I have a 2-year-old dog who recently started limping. At first, I thought it was just a sprain, but now all of her joints are swollen. Walking is painful for her, and she has become lethargic. This all happened so quickly! Should I take her to a veterinarian for further examination? Are there any recommended treatments I should consider to help alleviate her pain and swelling?
Introduction: Understanding Canine Limping and Joint Swelling
Dear concerned pet owner, limping can indeed be a cause for worry in our beloved dogs, especially when accompanied by other symptoms such as joint swelling and lethargy. Below, we will discuss some possible reasons for these symptoms, and how best to manage them, ensuring your dog remains comfortable and healthy.
Causes of Limping and Swollen Joints in Dogs
There can be multiple reasons for your dog’s limping and swollen joints. Infections, traumas, and arthritis are among the most common causes, so it is recommended to seek professional advice from your veterinarian. They can examine your dog and guide you towards the best course of action. For more information on some common reasons for limping in dogs, please refer to our article on Why Is My Dog Limping? When to Worry and What to Do.
Given that your dog is showing signs of joint inflammation, it could be due to more serious conditions, such as arthritis, even though she is only 2 years old. Depending on your dog’s breed, he or she might be more susceptible to early-onset arthritis. To learn more about this condition in dogs, please visit our article on Arthritis in Dogs. This article will also provide you with some valuable information on managing the symptoms and improving your dog’s quality of life.

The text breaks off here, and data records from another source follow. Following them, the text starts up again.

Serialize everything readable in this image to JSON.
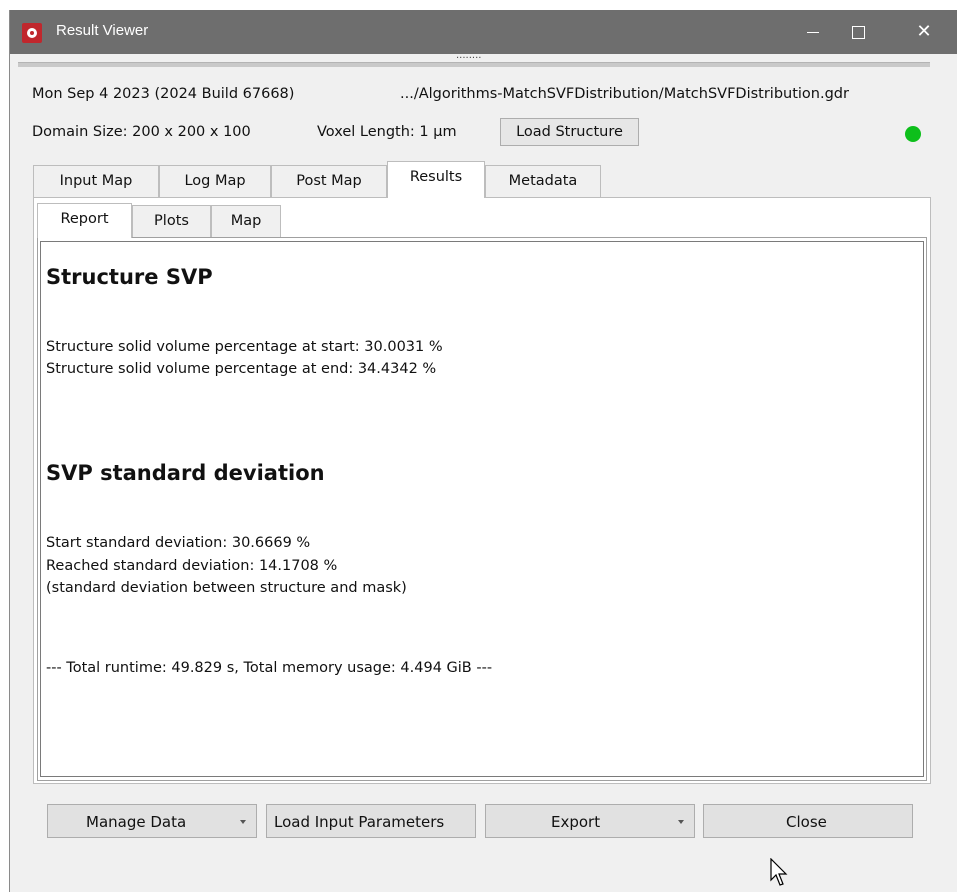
{
  "window": {
    "title": "Result Viewer"
  },
  "header": {
    "date_build": "Mon Sep 4 2023 (2024 Build 67668)",
    "file_path": ".../Algorithms-MatchSVFDistribution/MatchSVFDistribution.gdr",
    "domain_size": "Domain Size: 200 x 200 x 100",
    "voxel_length": "Voxel Length: 1 µm",
    "load_structure_label": "Load Structure",
    "status_color": "#0dbf1b"
  },
  "tabs": [
    {
      "label": "Input Map"
    },
    {
      "label": "Log Map"
    },
    {
      "label": "Post Map"
    },
    {
      "label": "Results",
      "active": true
    },
    {
      "label": "Metadata"
    }
  ],
  "subtabs": [
    {
      "label": "Report",
      "active": true
    },
    {
      "label": "Plots"
    },
    {
      "label": "Map"
    }
  ],
  "report": {
    "heading1": "Structure SVP",
    "svp_start": "Structure solid volume percentage at start: 30.0031 %",
    "svp_end": "Structure solid volume percentage at end: 34.4342 %",
    "heading2": "SVP standard deviation",
    "std_start": "Start standard deviation: 30.6669 %",
    "std_reached": "Reached standard deviation: 14.1708 %",
    "std_note": "(standard deviation between structure and mask)",
    "runtime": "--- Total runtime: 49.829 s, Total memory usage: 4.494 GiB ---"
  },
  "buttons": {
    "manage_data": "Manage Data",
    "load_input_parameters": "Load Input Parameters",
    "export": "Export",
    "close": "Close"
  }
}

Treatment Options and Supplements for Joint Pain and Limping
Your veterinarian may recommend X-rays or other diagnostic tests to determine the underlying cause of your dog’s limping and joint swelling. Depending on the diagnosis, anti-inflammatory medications might be prescribed to help alleviate the pain and reduce the inflammation. Always consult your veterinarian before administering any medications to your pet.
In addition to medications, your veterinarian may suggest nutritional supplements for your dog’s joints. These typically contain ingredients such as glucosamine, chondroitin sulfate, and omega-3 fatty acids, which have proven benefits for joint health. To discover more about these supplements and which ones may be suitable for your dog, read our article on Joint Supplements for Dogs.
Keep in mind that cats can also suffer from arthritis and joint problems. If you happen to have a feline companion, it’s important to be aware of these issues, as they may need similar treatment and management. You can find more information on our article about Arthritis in Cats.
Final Thoughts: Keeping Your Pet Comfortable and Healthy
As a responsible and warmhearted pet owner, it’s crucial to always be observant of your pet’s behavior, especially when it comes to their mobility and comfort levels. Taking your dog to the veterinarian when you suspect something may be wrong is the best course of action, as early intervention can lead to improved outcomes. Be well-informed about your dog’s health issues, and never hesitate to ask your veterinarian for advice and guidance.
Remember that the well-being of your pet is ultimately in your hands, and providing them with a loving home, proper nutrition, and medical care, is essential to make sure our furry companions remain healthy and happy for as long as possible. Wishing you and your dog all the best. – VetBabble